The output lists PIDs of all processes accessing the current directory.
The terminal displays the Home folder as the current one. Therefore, using that folder path prints the same output:
To print a more readable output, use the -v (verbose) option before the directory:
The same command works on any other directory. For example, identify processes in the WhatIsThis directory placed in the Home folder with:
The fuser -v . output is detailed and includes the following columns:
USER – The process owner.
PID – The process ID.
ACCESS – The access type.
COMMAND – The command executing the process.
In the examples above, the access column displays the symbol c, which presents the current directory. Other access types and symbols are:
e – Executable being run.
f – Open file.
F – File open for writing.
r – Root directory.
m – mmap’ed file or shared library.
List Processes Using a File
Find processes accessing a file by running fuser with a path to the filename.
For example, see processes using the this_is_a_new_text file in the Home directory with:
The output shows:
Root as the process owner.
The access type f representing an open file.
The command less accessing the file.
The fuser command also works on an executable, like PYTHON3 in the bin directory:
The command outputs:
Root as the process owner.
The access symbol e, conveying that the file is an executable.
The command networkd-dispat running the file.
Locate Processes Using a Socket
To find processes using TCP and UDP sockets, use:
The -n flag selects the corresponding socket type (TCP or UDP) as a namespace. For instance, identify the process running on TCP port 631 with:
The shorter syntax is:
In both cases, the command prints the process’s PID, F as the access type, and the cupsd command.
Find Process Accessing a Filesystem
Use the -m flag with fuser to identify all processes accessing a filesystem by targeting a file belonging to that system.
For instance, to list all files and processes running in the filesystem to which the this_is_a_new_text file belongs, enter:
The fuser command with the -k flag terminates processes in a selected path. For example, a process is running the this_is_a_new_text file in the Home directory. The file is opened with the command less.
Use fuser -k to kill only the process accessing this file, not every process using the Home directory:
The terminal doesn’t print anything after either of the two commands. Furthermore, targeting a file with fuser also prints no results. This means that the process is terminated:
To confirm this, check the this_is_a_new_text file previously opened with less:
The output shows the message killed and a new blank terminal line, confirming the process is killed.
Kill Processes Interactively
The flag -k kills any process using a particular file. However, if the namespace is a directory, fuser -k kills all processes accessing that directory. Executing this command in the Home directory without specifying the file, kills the process running the OS and shuts down the system.

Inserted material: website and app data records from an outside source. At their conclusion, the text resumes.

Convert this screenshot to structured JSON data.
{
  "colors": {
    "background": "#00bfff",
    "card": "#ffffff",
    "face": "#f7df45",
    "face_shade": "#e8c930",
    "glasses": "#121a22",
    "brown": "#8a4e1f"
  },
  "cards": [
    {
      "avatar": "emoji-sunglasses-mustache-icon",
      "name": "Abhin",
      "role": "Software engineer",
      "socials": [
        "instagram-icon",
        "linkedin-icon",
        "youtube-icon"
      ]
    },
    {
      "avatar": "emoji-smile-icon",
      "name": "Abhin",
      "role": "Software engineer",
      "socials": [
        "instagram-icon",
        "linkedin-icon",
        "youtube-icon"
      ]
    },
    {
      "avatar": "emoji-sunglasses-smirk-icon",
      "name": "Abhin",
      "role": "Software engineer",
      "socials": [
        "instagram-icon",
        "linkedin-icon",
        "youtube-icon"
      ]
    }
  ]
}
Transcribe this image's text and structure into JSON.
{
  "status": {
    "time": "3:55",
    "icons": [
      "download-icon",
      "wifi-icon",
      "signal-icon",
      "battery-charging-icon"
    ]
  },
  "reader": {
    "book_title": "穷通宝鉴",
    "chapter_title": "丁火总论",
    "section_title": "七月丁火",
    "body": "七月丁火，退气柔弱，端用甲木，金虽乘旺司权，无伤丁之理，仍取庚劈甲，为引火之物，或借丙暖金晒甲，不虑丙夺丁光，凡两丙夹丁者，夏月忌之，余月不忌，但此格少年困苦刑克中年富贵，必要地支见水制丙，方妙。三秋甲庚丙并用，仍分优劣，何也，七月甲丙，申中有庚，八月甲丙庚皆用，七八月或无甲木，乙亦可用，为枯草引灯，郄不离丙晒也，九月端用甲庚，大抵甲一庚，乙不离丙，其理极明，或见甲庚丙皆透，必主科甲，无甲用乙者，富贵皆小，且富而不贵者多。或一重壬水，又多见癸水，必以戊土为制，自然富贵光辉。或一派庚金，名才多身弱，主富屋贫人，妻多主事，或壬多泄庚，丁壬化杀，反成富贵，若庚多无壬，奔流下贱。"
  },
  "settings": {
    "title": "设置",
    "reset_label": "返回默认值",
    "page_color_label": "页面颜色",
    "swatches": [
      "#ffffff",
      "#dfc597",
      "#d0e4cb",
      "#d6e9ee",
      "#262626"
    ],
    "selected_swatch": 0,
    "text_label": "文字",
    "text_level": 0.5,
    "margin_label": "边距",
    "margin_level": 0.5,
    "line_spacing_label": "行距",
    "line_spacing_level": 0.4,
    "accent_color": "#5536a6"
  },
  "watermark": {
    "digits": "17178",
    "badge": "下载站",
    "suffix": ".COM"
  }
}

To avoid mistakes, run fuser in interactive mode with the -ki option. Kill processes interactively in the Home directory with:
The command asks for confirmation every time before killing a process. Therefore, hit y to kill the process and move on to the next, or choose N to skip to the next process.
Send a Signal
When executing fuser with -k, the SIGKILL signal is sent to a process. However, to interrupt the normal fuser -k execution and terminate processes with a different signal, include the -[SIGNAL] flag.
To list all signals known to fuser, run:
The output shows 31 signals that fuser can use. Hence, when executing fuser -k -[SIGNAL], specify the signal by name or number (-1 to -31). For instance, to allow a process to perform a controlled shutdown, use -TERM or -5 as -[SIGNAL].
For example, to kill the process using TCP port 631 using the TERM signal, execute:
Another option is to use -5 as -[SIGNAL] and 631/TCP as the port name:
The result is the same in both cases. That is, using TERM allows for the soft exit, and the -ki flag asks for confirmation, reducing opportunities for errors.
To check other standard Linux signals’ functions and numeric values, run:
After reading this tutorial, you know how to find a process using a file, directory, or socket or terminate processes with fuser.